Motion-detecting cameras, the hospital said, were meant to catch an alleged anesthesia drug theif.
In its apology letter, Sharp officials said that person has been caught and the videos are in a secured safe, according to an inewsource.org report.
Eighty-one women sued the hospital last week nearly three years after a class action lawsuit was first filed.
Sharp Grossmont Hospital released the following statement:
“Although the cameras were intended to record only individuals in front of the anesthesia carts removing drugs, others, including patients and medical personnel in the operating rooms, were at times visible to the cameras and recorded.”
Patient Melissa Escalera, who was secretly recorded while giving birth by emergency caesarean section in September 2012 at Sharp Grossmont, filed a claim against the hospital in May 2016 for what she alleged was a “systemic and shocking breach” of her patient privacy rights.

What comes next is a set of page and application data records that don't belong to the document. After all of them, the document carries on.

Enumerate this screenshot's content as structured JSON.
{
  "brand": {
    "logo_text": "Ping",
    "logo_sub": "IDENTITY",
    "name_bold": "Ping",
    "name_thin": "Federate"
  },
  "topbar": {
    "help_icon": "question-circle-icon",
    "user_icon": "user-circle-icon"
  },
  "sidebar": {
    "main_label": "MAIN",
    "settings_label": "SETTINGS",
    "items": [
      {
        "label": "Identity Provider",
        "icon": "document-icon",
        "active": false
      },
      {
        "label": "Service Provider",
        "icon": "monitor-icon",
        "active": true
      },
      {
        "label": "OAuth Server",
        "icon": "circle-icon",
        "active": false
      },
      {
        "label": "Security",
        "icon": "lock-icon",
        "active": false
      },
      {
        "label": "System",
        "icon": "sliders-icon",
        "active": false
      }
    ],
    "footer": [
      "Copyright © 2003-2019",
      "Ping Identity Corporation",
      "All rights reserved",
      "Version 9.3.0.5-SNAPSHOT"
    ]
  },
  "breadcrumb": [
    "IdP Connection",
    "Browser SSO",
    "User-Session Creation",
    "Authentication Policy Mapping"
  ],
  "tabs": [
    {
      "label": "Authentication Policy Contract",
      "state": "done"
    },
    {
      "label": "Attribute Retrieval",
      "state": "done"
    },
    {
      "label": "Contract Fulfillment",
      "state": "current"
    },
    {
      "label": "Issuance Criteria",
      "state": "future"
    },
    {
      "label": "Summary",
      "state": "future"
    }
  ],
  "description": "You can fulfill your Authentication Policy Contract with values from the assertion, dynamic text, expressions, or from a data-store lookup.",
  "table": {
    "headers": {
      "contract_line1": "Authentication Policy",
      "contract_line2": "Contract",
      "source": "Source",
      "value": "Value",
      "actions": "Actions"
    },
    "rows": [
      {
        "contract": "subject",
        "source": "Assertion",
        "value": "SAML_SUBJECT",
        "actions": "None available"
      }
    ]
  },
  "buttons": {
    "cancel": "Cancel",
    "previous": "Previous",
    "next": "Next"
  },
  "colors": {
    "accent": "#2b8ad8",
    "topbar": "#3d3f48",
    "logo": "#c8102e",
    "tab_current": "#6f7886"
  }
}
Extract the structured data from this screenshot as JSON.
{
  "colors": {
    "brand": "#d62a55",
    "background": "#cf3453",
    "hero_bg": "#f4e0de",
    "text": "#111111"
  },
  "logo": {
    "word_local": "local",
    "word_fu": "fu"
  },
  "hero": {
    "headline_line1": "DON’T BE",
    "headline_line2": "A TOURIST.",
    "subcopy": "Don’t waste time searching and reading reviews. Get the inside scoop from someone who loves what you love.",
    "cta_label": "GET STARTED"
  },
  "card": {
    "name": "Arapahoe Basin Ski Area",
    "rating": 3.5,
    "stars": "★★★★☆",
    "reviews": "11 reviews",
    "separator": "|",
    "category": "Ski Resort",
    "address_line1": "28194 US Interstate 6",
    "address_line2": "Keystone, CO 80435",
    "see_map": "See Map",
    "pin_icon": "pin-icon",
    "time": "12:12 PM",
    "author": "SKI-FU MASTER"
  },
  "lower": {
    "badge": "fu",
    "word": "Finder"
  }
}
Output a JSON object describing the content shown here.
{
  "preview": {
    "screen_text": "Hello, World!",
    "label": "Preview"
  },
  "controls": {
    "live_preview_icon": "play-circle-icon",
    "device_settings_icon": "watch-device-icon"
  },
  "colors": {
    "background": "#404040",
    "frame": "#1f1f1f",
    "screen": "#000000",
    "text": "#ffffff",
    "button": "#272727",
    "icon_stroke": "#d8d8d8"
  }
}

Escalera’s claim said the hospital recorded approximately 15,000 videos of patients during surgery. It then turned some of the video over to other people, including attorneys and security guards, according to the claim.
Escalera told NBC 7, her 3-year-old daughter was born under emergency circumstances. Her water broke and her baby presented in a breech condition.

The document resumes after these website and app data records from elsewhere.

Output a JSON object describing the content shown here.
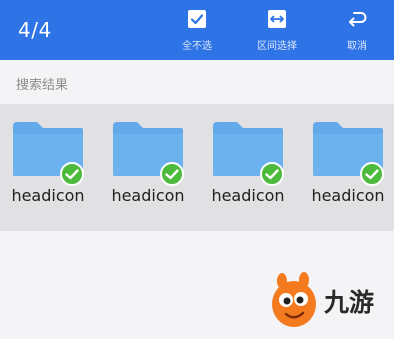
{
  "topbar": {
    "selection_count": "4/4",
    "actions": [
      {
        "label": "全不选",
        "icon": "checkbox-checked-icon"
      },
      {
        "label": "区间选择",
        "icon": "range-select-icon"
      },
      {
        "label": "取消",
        "icon": "undo-arrow-icon"
      }
    ]
  },
  "section": {
    "title": "搜索结果"
  },
  "results": [
    {
      "name": "headicon",
      "icon": "folder-icon",
      "selected": true
    },
    {
      "name": "headicon",
      "icon": "folder-icon",
      "selected": true
    },
    {
      "name": "headicon",
      "icon": "folder-icon",
      "selected": true
    },
    {
      "name": "headicon",
      "icon": "folder-icon",
      "selected": true
    }
  ],
  "watermark": {
    "text": "九游"
  },
  "colors": {
    "accent": "#2f74e6",
    "folder": "#64aaea",
    "check": "#4cba3a",
    "grid_bg": "#e1e1e4"
  }
}
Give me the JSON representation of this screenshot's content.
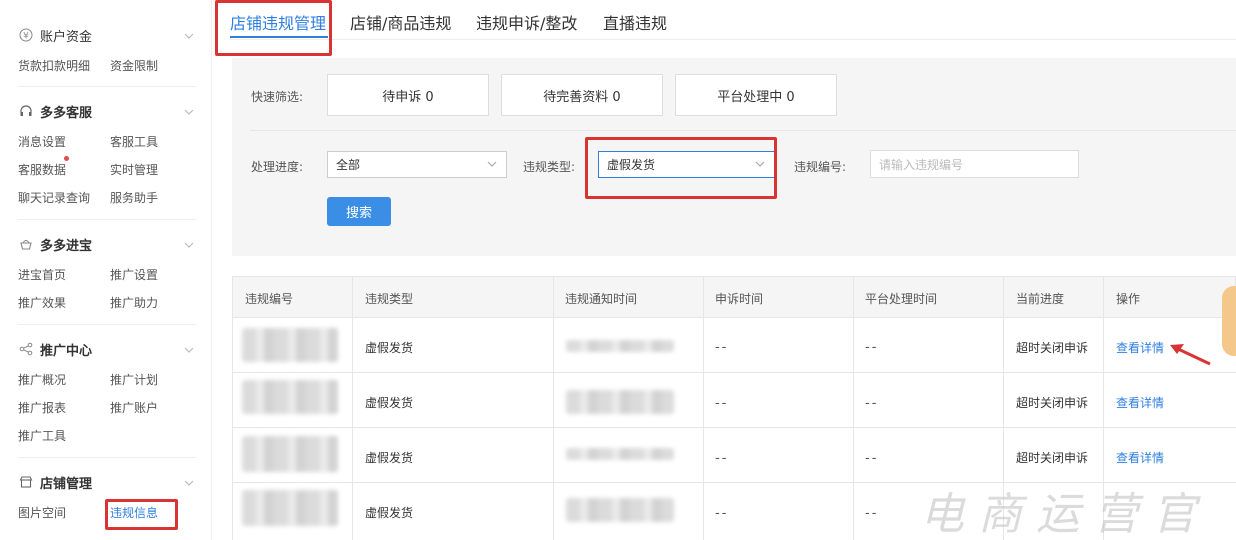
{
  "sidebar": {
    "sections": [
      {
        "title": "账户资金",
        "icon": "yen-icon",
        "items": [
          "货款扣款明细",
          "资金限制"
        ]
      },
      {
        "title": "多多客服",
        "icon": "headset-icon",
        "items": [
          "消息设置",
          "客服工具",
          "客服数据",
          "实时管理",
          "聊天记录查询",
          "服务助手"
        ]
      },
      {
        "title": "多多进宝",
        "icon": "treasure-icon",
        "items": [
          "进宝首页",
          "推广设置",
          "推广效果",
          "推广助力"
        ]
      },
      {
        "title": "推广中心",
        "icon": "share-icon",
        "items": [
          "推广概况",
          "推广计划",
          "推广报表",
          "推广账户",
          "推广工具"
        ]
      },
      {
        "title": "店铺管理",
        "icon": "store-icon",
        "items": [
          "图片空间",
          "违规信息"
        ]
      }
    ]
  },
  "tabs": [
    "店铺违规管理",
    "店铺/商品违规",
    "违规申诉/整改",
    "直播违规"
  ],
  "filter": {
    "quick_label": "快速筛选:",
    "quick": [
      "待申诉 0",
      "待完善资料 0",
      "平台处理中 0"
    ],
    "progress_label": "处理进度:",
    "progress_value": "全部",
    "type_label": "违规类型:",
    "type_value": "虚假发货",
    "id_label": "违规编号:",
    "id_placeholder": "请输入违规编号",
    "search_label": "搜索"
  },
  "table": {
    "headers": [
      "违规编号",
      "违规类型",
      "违规通知时间",
      "申诉时间",
      "平台处理时间",
      "当前进度",
      "操作"
    ],
    "rows": [
      {
        "type": "虚假发货",
        "appeal_time": "--",
        "platform_time": "--",
        "progress": "超时关闭申诉",
        "action": "查看详情"
      },
      {
        "type": "虚假发货",
        "appeal_time": "--",
        "platform_time": "--",
        "progress": "超时关闭申诉",
        "action": "查看详情"
      },
      {
        "type": "虚假发货",
        "appeal_time": "--",
        "platform_time": "--",
        "progress": "超时关闭申诉",
        "action": "查看详情"
      },
      {
        "type": "虚假发货",
        "appeal_time": "--",
        "platform_time": "--",
        "progress": "",
        "action": ""
      }
    ]
  },
  "watermark": "电商运营官",
  "colors": {
    "accent": "#2f7fe0",
    "highlight_box": "#d83434",
    "button": "#3a8ee6"
  }
}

“When I arrived in an ambulance and was wheeled into the operating room on a gurney, my concern was with my daughter who was in distress and coming six weeks early,” Escalera said. “I was not planning on having a baby that September 4th day. It was a highly stressful and emotional time for my family and my doctor. No one ever asked me to record one of my most tender, life-changing moments. I would have never agreed to be recorded in that vulnerable moment.”

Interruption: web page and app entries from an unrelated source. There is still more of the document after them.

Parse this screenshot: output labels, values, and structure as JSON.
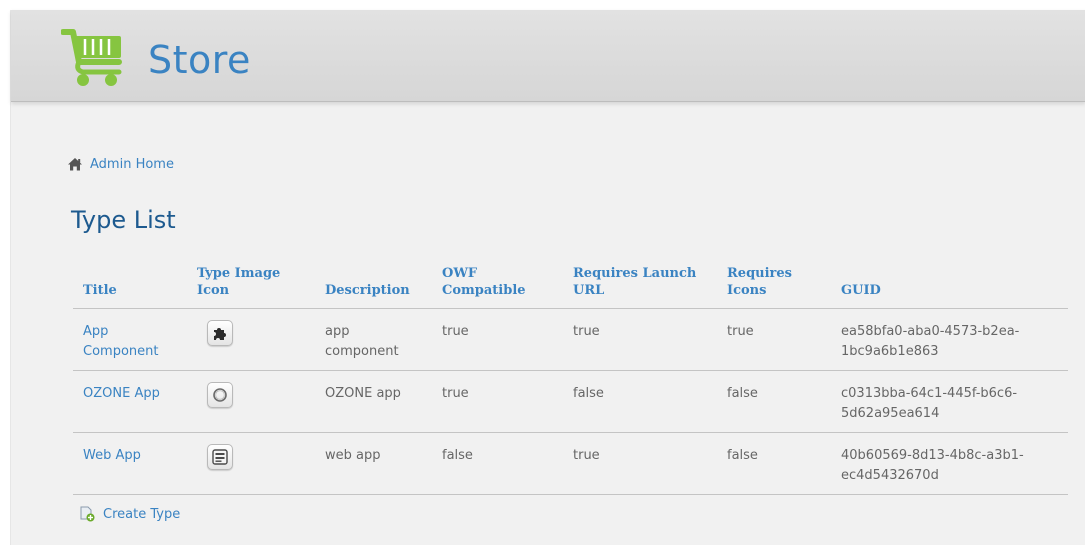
{
  "header": {
    "brand": "Store",
    "logo_icon": "shopping-cart-icon",
    "colors": {
      "accent": "#3a83c2",
      "logo_green": "#86c540",
      "title": "#1d5a8f"
    }
  },
  "breadcrumb": {
    "icon": "home-icon",
    "label": "Admin Home"
  },
  "page_title": "Type List",
  "table": {
    "columns": [
      "Title",
      "Type Image Icon",
      "Description",
      "OWF Compatible",
      "Requires Launch URL",
      "Requires Icons",
      "GUID"
    ],
    "rows": [
      {
        "title": "App Component",
        "icon": "puzzle-icon",
        "description": "app component",
        "owf_compatible": "true",
        "requires_launch_url": "true",
        "requires_icons": "true",
        "guid": "ea58bfa0-aba0-4573-b2ea-1bc9a6b1e863"
      },
      {
        "title": "OZONE App",
        "icon": "ozone-ring-icon",
        "description": "OZONE app",
        "owf_compatible": "true",
        "requires_launch_url": "false",
        "requires_icons": "false",
        "guid": "c0313bba-64c1-445f-b6c6-5d62a95ea614"
      },
      {
        "title": "Web App",
        "icon": "web-app-icon",
        "description": "web app",
        "owf_compatible": "false",
        "requires_launch_url": "true",
        "requires_icons": "false",
        "guid": "40b60569-8d13-4b8c-a3b1-ec4d5432670d"
      }
    ]
  },
  "create": {
    "icon": "create-document-icon",
    "label": "Create Type"
  }
}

“These video clips show Defendants’ female patients unconscious, undressed on operating room tables and undergoing medical procedures,” the claim stated. “Because of the nature of these procedures, the video captured women while they were emotionally and physically exposed, often naked with their most genital areas visible.”
The hospital indicated patients consented to the video recordings through a generic patient admissions agreement since the issue involved patient safety.
Numerous lawyers not involved in the case told NBC 7, the agreement doesn’t circumvent the patients’ constitutional rights to privacy.
“Triggered by motion-detecting sensors, these cameras began recording events in these operating rooms whenever any person entered the room,” the claim stated. “These videos captured images of caesarean births, birth complications, dilation and curettage to resolve miscarriages, hysterectomies and sterilization procedures. Patients were undressed, exposed and at their most vulnerable during these procedures.”